WHAT IS YOUR STYLE?
Determining your personal style can be key to helping you make selections for your home. While it is not necessary to be just one style, finding yours may help to narrow down your options to achieve a desired look and feel.
There are many…MANY interior design styles but we are going to nail down what we believe are the most present in today’s culture
Modern design is a style that emerged in the early twentieth century and has deep Scandinavian roots. Modern design is characterized by clean lines, minimalism, and monochromatic color schemes.
Often confused with “contemporary”, modern is actually considered its own style. The difference being that Contemporary is ever changing with current trends while Modern refers to a specific aesthetic. Modern style places emphasis on form following function. Spaces will be open, clear and simple. If you are not one for knick-knacks and prefer your space to be clean and clutter free, Modern may be your style!
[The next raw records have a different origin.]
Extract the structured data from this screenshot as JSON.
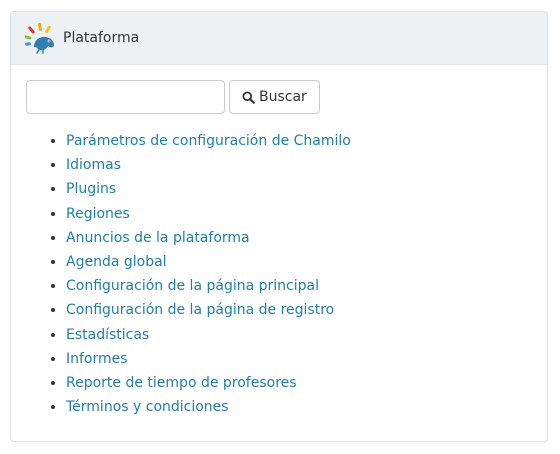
{
  "panel": {
    "title": "Plataforma",
    "logo_icon": "chamilo-logo-icon"
  },
  "search": {
    "value": "",
    "placeholder": "",
    "button_label": "Buscar",
    "button_icon": "search-icon"
  },
  "links": [
    {
      "label": "Parámetros de configuración de Chamilo"
    },
    {
      "label": "Idiomas"
    },
    {
      "label": "Plugins"
    },
    {
      "label": "Regiones"
    },
    {
      "label": "Anuncios de la plataforma"
    },
    {
      "label": "Agenda global"
    },
    {
      "label": "Configuración de la página principal"
    },
    {
      "label": "Configuración de la página de registro"
    },
    {
      "label": "Estadísticas"
    },
    {
      "label": "Informes"
    },
    {
      "label": "Reporte de tiempo de profesores"
    },
    {
      "label": "Términos y condiciones"
    }
  ],
  "colors": {
    "link": "#1f7faa",
    "header_bg": "#eef1f4"
  }
}
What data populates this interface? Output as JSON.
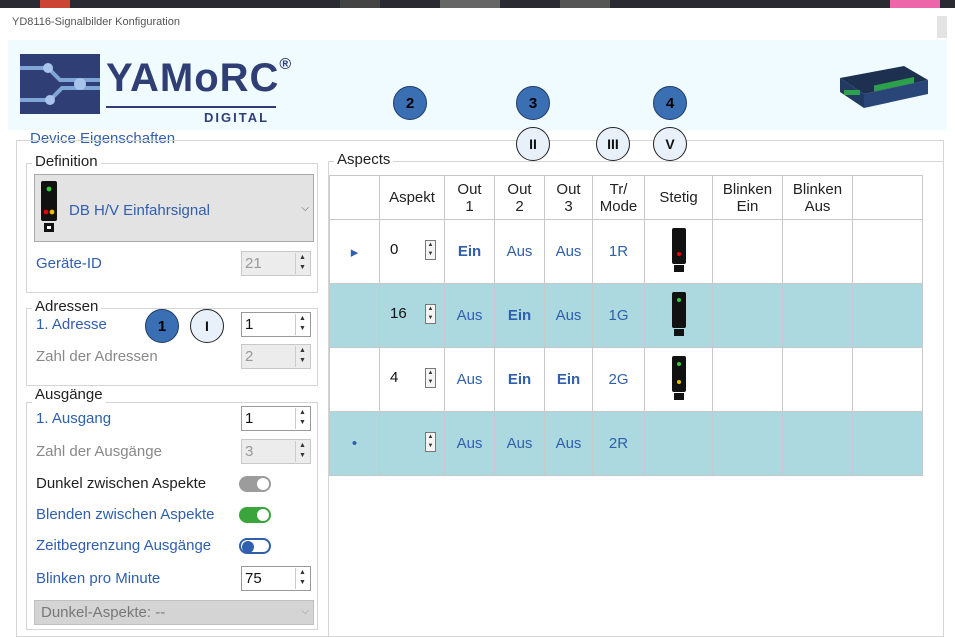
{
  "window": {
    "title": "YD8116-Signalbilder Konfiguration"
  },
  "brand": {
    "name": "YAMoRC",
    "mark": "®",
    "sub": "DIGITAL"
  },
  "colors": {
    "accent": "#2f5fad",
    "row_highlight": "#abd9df",
    "toggle_on": "#3aa53a"
  },
  "badges": {
    "n1": "1",
    "n2": "2",
    "n3": "3",
    "n4": "4",
    "r1": "I",
    "r2": "II",
    "r3": "III",
    "r5": "V"
  },
  "device_props": {
    "title": "Device Eigenschaften"
  },
  "definition": {
    "title": "Definition",
    "selected": "DB H/V Einfahrsignal",
    "geraete_id_label": "Geräte-ID",
    "geraete_id": "21"
  },
  "adressen": {
    "title": "Adressen",
    "first_label": "1. Adresse",
    "first_value": "1",
    "count_label": "Zahl der Adressen",
    "count_value": "2"
  },
  "ausgaenge": {
    "title": "Ausgänge",
    "first_label": "1. Ausgang",
    "first_value": "1",
    "count_label": "Zahl der Ausgänge",
    "count_value": "3",
    "dunkel_label": "Dunkel zwischen Aspekte",
    "dunkel_state": "off",
    "blenden_label": "Blenden zwischen Aspekte",
    "blenden_state": "on",
    "zeit_label": "Zeitbegrenzung Ausgänge",
    "zeit_state": "off",
    "blinken_label": "Blinken pro Minute",
    "blinken_value": "75",
    "dunkel_aspekte": "Dunkel-Aspekte: --"
  },
  "aspects": {
    "title": "Aspects",
    "headers": {
      "aspekt": "Aspekt",
      "out1a": "Out",
      "out1b": "1",
      "out2a": "Out",
      "out2b": "2",
      "out3a": "Out",
      "out3b": "3",
      "tra": "Tr/",
      "trb": "Mode",
      "stetig": "Stetig",
      "bea": "Blinken",
      "beb": "Ein",
      "baa": "Blinken",
      "bab": "Aus"
    },
    "rows": [
      {
        "marker": "▸",
        "aspekt": "0",
        "out1": "Ein",
        "out2": "Aus",
        "out3": "Aus",
        "mode": "1R",
        "signal": "red"
      },
      {
        "marker": "",
        "aspekt": "16",
        "out1": "Aus",
        "out2": "Ein",
        "out3": "Aus",
        "mode": "1G",
        "signal": "green"
      },
      {
        "marker": "",
        "aspekt": "4",
        "out1": "Aus",
        "out2": "Ein",
        "out3": "Ein",
        "mode": "2G",
        "signal": "green-yellow"
      },
      {
        "marker": "•",
        "aspekt": "",
        "out1": "Aus",
        "out2": "Aus",
        "out3": "Aus",
        "mode": "2R",
        "signal": ""
      }
    ]
  }
}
Western culture considers traditional interior design to have originated in 18th & 19th century Europe. In that time period you saw rich colors, ornate details and symmetry. Today traditional design is focused on creating warm, comfortable spaces. This style tends to be less about trends and more about longevity. In traditional style homes you will see lots of matching heavy furniture sets and symmetry in the placement of furniture to create the appearance that everything goes together. In these spaces the wood tones are warm and the walls are neutral.
Transitional Design is the combination of Traditional and Modern. Transitional is all about a balance between the masculine modern elements and the more feminine traditional elements. This style will favor neutral color palettes with dark accent pieces. You will typically see clean lines and a minimalistic quality to the spaces while still maintaining its character. Comfort is a main focus of this style so furniture is more tailored for lounging vs being formal. Finishes are a combination of natural and industrial. Decorations are minimal and patterns are not overwhelming or loud.
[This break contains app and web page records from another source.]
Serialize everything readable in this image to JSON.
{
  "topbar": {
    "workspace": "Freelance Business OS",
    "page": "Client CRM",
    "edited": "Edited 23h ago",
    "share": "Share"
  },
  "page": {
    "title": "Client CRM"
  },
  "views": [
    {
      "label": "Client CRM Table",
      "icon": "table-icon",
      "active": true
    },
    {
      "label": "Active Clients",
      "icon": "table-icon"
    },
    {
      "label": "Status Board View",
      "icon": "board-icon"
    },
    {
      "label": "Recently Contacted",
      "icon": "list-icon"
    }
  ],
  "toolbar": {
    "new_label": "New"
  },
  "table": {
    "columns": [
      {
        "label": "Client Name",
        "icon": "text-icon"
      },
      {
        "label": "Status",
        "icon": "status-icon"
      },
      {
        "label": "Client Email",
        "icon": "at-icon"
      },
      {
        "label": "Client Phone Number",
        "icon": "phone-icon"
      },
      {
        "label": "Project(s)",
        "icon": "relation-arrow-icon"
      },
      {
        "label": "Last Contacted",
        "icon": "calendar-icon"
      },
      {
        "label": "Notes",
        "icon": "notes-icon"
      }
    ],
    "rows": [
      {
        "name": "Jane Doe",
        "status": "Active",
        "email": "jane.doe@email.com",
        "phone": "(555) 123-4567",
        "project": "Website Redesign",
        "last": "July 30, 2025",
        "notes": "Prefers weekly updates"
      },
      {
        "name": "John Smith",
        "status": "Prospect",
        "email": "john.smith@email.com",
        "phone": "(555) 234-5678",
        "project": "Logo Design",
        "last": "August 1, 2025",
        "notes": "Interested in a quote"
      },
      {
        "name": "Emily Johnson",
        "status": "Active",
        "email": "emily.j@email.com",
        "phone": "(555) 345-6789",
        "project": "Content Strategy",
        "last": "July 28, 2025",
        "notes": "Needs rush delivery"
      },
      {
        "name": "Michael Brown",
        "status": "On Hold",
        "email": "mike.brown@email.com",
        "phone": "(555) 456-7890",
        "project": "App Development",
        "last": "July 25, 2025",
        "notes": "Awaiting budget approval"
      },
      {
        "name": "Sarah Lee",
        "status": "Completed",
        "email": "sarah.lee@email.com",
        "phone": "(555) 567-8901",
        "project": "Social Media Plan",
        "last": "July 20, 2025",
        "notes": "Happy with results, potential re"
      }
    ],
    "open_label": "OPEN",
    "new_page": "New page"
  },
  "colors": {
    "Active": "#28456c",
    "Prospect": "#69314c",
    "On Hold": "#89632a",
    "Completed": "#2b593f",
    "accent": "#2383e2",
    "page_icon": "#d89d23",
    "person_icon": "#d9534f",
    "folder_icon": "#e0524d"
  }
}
Cottage and Coastal styles share similarities, so we have combined the two for this section. Coastal is mainly defined as incorporating the natural seaside elements throughout the space using color and texture. This style originated in oceanside areas mainly the northeastern states of the US. The coastal design is to create a peaceful elegant space inspired by the coastline lifestyle. Neutrals are key in achieving a coastal look. Both light and dark wood elements combined with soft linens and textured accents will help you get that beachy vibe. Typically, colors represented in the surf, sea and sky are your main palette, white, blue and tans.
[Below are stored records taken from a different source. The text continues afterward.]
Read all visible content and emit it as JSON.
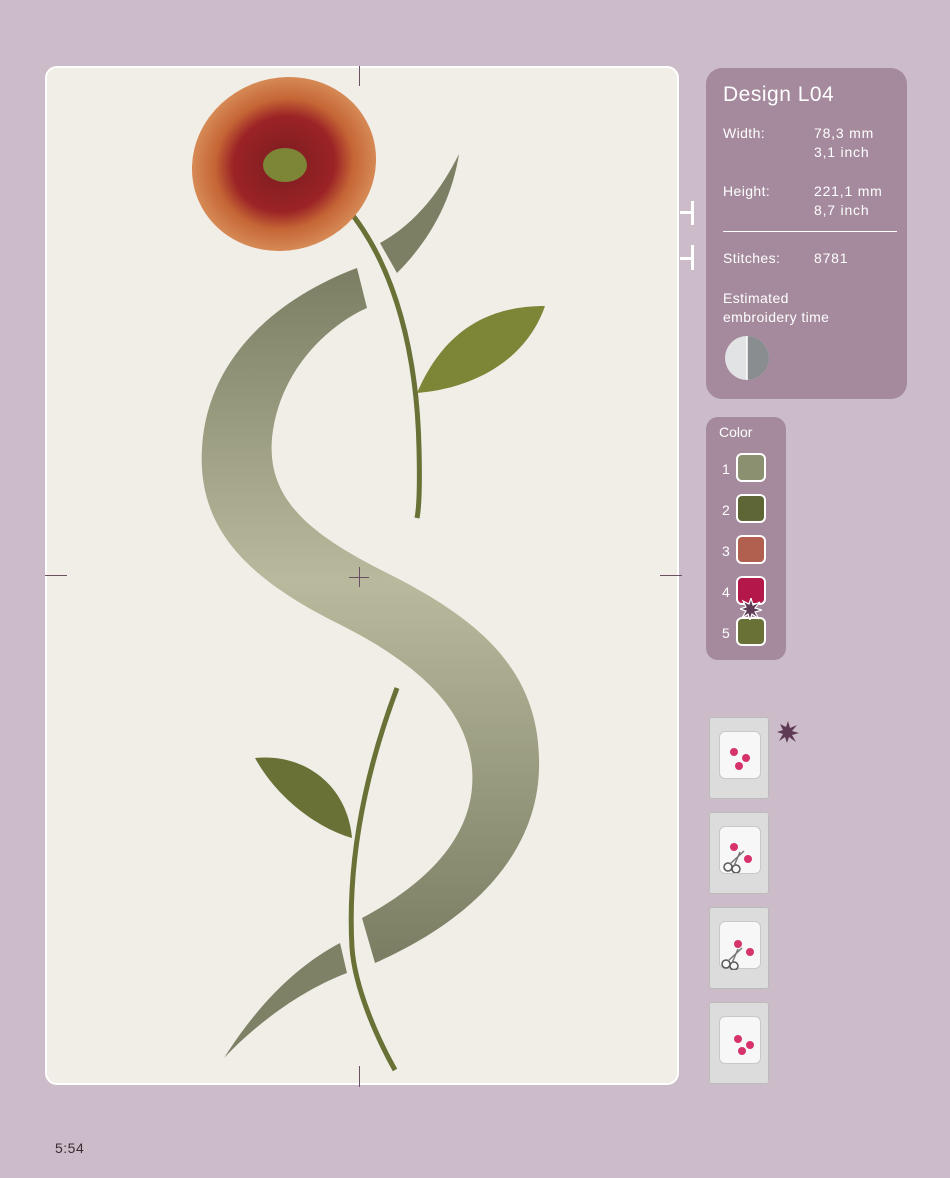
{
  "design": {
    "title": "Design L04",
    "width_label": "Width:",
    "width_mm": "78,3 mm",
    "width_inch": "3,1 inch",
    "height_label": "Height:",
    "height_mm": "221,1 mm",
    "height_inch": "8,7 inch",
    "stitches_label": "Stitches:",
    "stitches_value": "8781",
    "time_label_line1": "Estimated",
    "time_label_line2": "embroidery time",
    "time_icon": "clock-half-icon"
  },
  "colors": {
    "title": "Color",
    "items": [
      {
        "num": "1",
        "hex": "#8b9070"
      },
      {
        "num": "2",
        "hex": "#5f6636"
      },
      {
        "num": "3",
        "hex": "#b1604f"
      },
      {
        "num": "4",
        "hex": "#b4174a"
      },
      {
        "num": "5",
        "hex": "#6a7136"
      }
    ],
    "marked_item": "4"
  },
  "hoop_steps": [
    {
      "icon": "hoop-stabilizer-icon",
      "marked": true
    },
    {
      "icon": "hoop-cutting-icon",
      "marked": false
    },
    {
      "icon": "hoop-scissors-icon",
      "marked": false
    },
    {
      "icon": "hoop-finished-icon",
      "marked": false
    }
  ],
  "page_number": "5:54"
}
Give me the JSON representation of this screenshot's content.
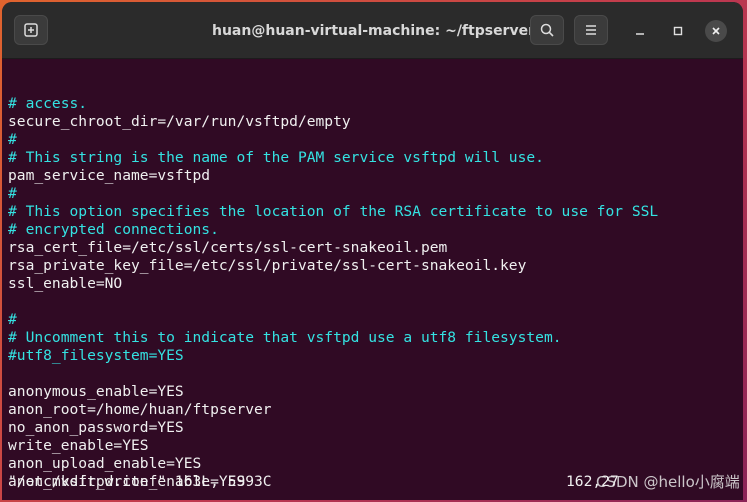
{
  "window": {
    "title": "huan@huan-virtual-machine: ~/ftpserver"
  },
  "icons": {
    "new_tab": "new-tab-icon",
    "search": "search-icon",
    "menu": "hamburger-menu-icon",
    "minimize": "minimize-icon",
    "maximize": "maximize-icon",
    "close": "close-icon"
  },
  "colors": {
    "terminal_bg": "#300a24",
    "comment": "#34e2e2",
    "text": "#f0f0f0",
    "titlebar": "#2b2b2b"
  },
  "terminal": {
    "lines": [
      {
        "text": "# access.",
        "type": "comment"
      },
      {
        "text": "secure_chroot_dir=/var/run/vsftpd/empty",
        "type": "plain"
      },
      {
        "text": "#",
        "type": "comment"
      },
      {
        "text": "# This string is the name of the PAM service vsftpd will use.",
        "type": "comment"
      },
      {
        "text": "pam_service_name=vsftpd",
        "type": "plain"
      },
      {
        "text": "#",
        "type": "comment"
      },
      {
        "text": "# This option specifies the location of the RSA certificate to use for SSL",
        "type": "comment"
      },
      {
        "text": "# encrypted connections.",
        "type": "comment"
      },
      {
        "text": "rsa_cert_file=/etc/ssl/certs/ssl-cert-snakeoil.pem",
        "type": "plain"
      },
      {
        "text": "rsa_private_key_file=/etc/ssl/private/ssl-cert-snakeoil.key",
        "type": "plain"
      },
      {
        "text": "ssl_enable=NO",
        "type": "plain"
      },
      {
        "text": "",
        "type": "plain"
      },
      {
        "text": "#",
        "type": "comment"
      },
      {
        "text": "# Uncomment this to indicate that vsftpd use a utf8 filesystem.",
        "type": "comment"
      },
      {
        "text": "#utf8_filesystem=YES",
        "type": "comment"
      },
      {
        "text": "",
        "type": "plain"
      },
      {
        "text": "anonymous_enable=YES",
        "type": "plain"
      },
      {
        "text": "anon_root=/home/huan/ftpserver",
        "type": "plain"
      },
      {
        "text": "no_anon_password=YES",
        "type": "plain"
      },
      {
        "text": "write_enable=YES",
        "type": "plain"
      },
      {
        "text": "anon_upload_enable=YES",
        "type": "plain"
      },
      {
        "text": "anon_mkdir_write_enable=YES",
        "type": "plain"
      }
    ],
    "status_line": "\"/etc/vsftpd.conf\" 163L, 5993C",
    "cursor_position": "162,27",
    "watermark": "CSDN @hello小腐端"
  }
}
Cottage Design contains similar whimsical characteristics to coastal design and tends to be more playful than the typical farmhouse style. The cottage style is cozy. Think French antique with painted furniture, patterned throw pillows and vintage knick knacks. You will see soft pastels and natural materials such as weathered wood and river rock. Cottage embraces maximalism so you can openly display books, trinkets and collected items. Cottage also allows for the pairing of pattern with pattern and is commonplace to see mix matched furniture pieces.
The farmhouse style is the combination of practicality, simplicity and rustic charm. Farmhouse originated as just that, farmhouses. They were built out of necessity with available materials such as wood and stone. Because people built with what was available their furnishings were more simple than traditional furniture. They decorated with what was handy and useful in the home. Today the farmhouse look is obtained in a similar way by incorporating natural materials, minimal/simple furnishing and organic texture. You will typically see large comfortable furniture that is mismatched with intent. Everything is casual, comfy and warm with the focus of the home being the great room where the family can gather.